§ Exercise instructions: With the entries below as the source, tally the lines that contain the string "Мастер" and give the number only.

§ Dataset:
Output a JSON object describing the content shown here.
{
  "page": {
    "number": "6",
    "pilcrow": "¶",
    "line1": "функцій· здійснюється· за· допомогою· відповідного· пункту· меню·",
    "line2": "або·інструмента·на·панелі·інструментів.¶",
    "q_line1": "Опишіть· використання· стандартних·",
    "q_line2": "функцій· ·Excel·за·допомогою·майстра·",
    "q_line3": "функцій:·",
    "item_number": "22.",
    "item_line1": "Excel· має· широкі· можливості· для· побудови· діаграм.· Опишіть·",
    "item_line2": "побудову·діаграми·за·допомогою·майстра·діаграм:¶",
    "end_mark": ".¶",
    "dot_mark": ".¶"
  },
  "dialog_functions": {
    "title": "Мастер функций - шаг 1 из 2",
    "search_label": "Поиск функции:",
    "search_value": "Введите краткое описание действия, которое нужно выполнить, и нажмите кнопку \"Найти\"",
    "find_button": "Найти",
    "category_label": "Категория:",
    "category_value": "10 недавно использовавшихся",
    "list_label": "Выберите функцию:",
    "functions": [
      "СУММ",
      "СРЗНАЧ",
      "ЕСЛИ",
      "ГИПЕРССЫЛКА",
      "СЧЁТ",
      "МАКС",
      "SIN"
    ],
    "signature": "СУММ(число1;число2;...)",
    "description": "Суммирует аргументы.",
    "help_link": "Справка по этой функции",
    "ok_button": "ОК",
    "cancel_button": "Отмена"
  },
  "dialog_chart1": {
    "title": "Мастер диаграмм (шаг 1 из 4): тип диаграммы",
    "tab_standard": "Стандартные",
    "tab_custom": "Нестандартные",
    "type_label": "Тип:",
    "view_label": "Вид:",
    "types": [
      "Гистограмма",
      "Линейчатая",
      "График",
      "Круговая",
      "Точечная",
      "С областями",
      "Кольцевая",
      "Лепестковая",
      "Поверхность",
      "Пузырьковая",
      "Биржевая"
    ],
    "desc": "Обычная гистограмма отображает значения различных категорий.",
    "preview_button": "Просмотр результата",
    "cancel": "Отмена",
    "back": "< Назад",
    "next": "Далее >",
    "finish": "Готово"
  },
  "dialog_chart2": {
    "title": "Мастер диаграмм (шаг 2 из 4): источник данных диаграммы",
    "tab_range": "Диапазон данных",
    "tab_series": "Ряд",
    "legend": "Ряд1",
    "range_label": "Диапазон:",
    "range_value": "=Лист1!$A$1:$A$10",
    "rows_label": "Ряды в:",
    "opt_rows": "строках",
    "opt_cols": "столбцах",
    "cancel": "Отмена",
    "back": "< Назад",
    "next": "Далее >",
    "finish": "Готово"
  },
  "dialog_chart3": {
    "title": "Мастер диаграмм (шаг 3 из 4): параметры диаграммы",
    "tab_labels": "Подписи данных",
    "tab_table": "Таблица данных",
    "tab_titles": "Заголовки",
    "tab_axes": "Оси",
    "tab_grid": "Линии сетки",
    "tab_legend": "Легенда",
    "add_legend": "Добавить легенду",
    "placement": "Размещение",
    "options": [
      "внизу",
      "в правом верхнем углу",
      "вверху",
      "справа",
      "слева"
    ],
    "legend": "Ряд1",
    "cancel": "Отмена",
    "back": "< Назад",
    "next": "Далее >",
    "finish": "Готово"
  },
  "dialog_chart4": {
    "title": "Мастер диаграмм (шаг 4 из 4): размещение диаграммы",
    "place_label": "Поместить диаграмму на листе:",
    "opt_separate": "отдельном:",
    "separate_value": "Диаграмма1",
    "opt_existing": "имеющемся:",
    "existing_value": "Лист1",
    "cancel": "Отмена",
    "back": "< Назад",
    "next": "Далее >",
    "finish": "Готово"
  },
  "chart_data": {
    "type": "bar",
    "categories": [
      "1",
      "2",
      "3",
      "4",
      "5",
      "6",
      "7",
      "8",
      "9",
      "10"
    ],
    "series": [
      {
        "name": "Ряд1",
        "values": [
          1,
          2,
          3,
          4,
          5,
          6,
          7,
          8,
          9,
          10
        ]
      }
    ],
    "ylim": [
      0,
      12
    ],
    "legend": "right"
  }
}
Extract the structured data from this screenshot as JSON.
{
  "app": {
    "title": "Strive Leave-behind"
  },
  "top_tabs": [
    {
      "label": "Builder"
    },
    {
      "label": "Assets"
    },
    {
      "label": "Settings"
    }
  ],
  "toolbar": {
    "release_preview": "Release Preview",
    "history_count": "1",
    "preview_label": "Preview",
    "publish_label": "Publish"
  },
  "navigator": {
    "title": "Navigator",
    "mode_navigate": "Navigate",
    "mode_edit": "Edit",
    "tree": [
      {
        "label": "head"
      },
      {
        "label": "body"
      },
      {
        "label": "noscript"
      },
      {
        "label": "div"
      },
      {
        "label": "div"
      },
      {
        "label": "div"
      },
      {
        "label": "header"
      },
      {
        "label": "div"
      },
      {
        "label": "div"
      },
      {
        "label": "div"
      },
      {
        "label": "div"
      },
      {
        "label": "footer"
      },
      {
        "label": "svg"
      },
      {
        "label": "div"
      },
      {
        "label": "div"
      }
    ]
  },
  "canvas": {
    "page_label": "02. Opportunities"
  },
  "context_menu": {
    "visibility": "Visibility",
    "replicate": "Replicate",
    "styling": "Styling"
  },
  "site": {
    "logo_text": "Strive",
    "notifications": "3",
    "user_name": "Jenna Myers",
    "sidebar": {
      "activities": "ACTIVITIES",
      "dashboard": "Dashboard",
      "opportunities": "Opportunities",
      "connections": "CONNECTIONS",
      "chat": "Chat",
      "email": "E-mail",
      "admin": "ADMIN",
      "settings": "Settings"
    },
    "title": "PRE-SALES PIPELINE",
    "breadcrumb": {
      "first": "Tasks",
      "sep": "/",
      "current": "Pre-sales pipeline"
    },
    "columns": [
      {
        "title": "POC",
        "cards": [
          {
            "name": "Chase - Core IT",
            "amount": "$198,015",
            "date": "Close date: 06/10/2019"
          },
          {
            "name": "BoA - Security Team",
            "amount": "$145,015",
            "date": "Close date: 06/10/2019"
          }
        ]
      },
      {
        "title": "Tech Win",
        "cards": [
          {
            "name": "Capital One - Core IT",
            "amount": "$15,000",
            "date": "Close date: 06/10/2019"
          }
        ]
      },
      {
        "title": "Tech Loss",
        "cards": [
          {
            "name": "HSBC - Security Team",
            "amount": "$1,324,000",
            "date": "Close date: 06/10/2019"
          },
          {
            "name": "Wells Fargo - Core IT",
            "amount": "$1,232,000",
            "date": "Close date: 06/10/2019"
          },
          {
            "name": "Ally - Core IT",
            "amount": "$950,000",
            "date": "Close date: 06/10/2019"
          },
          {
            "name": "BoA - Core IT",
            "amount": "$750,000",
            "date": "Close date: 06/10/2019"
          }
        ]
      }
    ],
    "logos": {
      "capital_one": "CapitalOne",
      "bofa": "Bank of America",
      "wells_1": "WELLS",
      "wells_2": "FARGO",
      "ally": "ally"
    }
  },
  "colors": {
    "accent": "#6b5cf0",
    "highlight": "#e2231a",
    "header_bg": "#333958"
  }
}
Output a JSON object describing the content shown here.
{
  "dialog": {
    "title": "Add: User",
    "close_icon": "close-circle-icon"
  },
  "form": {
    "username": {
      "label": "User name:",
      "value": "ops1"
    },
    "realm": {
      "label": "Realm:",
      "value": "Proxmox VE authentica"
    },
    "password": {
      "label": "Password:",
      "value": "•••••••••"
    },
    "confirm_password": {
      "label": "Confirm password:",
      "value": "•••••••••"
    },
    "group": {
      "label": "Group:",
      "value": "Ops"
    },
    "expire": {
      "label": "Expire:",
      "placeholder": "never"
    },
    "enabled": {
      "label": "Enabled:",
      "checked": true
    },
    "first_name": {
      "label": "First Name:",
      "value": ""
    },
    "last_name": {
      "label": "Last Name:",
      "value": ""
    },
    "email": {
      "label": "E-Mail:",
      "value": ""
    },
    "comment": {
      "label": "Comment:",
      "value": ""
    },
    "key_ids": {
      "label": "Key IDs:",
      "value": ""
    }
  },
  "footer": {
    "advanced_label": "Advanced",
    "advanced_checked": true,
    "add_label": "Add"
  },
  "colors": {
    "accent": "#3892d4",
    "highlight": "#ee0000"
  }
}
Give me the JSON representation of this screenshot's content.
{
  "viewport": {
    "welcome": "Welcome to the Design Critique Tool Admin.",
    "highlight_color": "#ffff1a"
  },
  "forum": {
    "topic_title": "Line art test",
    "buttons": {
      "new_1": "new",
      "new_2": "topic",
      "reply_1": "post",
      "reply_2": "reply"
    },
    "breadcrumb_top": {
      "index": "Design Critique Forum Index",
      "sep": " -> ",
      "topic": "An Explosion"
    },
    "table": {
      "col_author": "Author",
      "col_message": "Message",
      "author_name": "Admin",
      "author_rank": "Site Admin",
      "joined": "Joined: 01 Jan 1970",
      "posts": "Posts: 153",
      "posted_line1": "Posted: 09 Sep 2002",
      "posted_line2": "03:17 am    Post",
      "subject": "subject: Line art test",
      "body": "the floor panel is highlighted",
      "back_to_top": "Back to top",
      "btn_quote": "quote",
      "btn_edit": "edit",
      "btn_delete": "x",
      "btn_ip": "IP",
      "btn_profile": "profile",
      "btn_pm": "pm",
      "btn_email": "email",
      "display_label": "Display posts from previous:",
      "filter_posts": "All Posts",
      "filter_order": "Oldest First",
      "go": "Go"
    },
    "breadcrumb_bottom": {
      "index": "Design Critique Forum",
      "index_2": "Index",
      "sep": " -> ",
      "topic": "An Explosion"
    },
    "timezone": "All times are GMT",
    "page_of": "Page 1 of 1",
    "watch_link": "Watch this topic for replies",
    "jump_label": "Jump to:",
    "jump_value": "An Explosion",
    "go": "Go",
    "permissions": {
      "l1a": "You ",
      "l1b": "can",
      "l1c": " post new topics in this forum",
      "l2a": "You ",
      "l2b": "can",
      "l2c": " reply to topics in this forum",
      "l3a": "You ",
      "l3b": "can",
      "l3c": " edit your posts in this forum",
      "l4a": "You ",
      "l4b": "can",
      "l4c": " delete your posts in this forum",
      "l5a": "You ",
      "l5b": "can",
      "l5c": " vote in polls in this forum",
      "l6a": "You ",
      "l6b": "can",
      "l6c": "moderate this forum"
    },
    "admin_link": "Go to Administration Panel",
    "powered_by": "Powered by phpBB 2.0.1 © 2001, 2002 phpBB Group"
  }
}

§ Exercise response: 5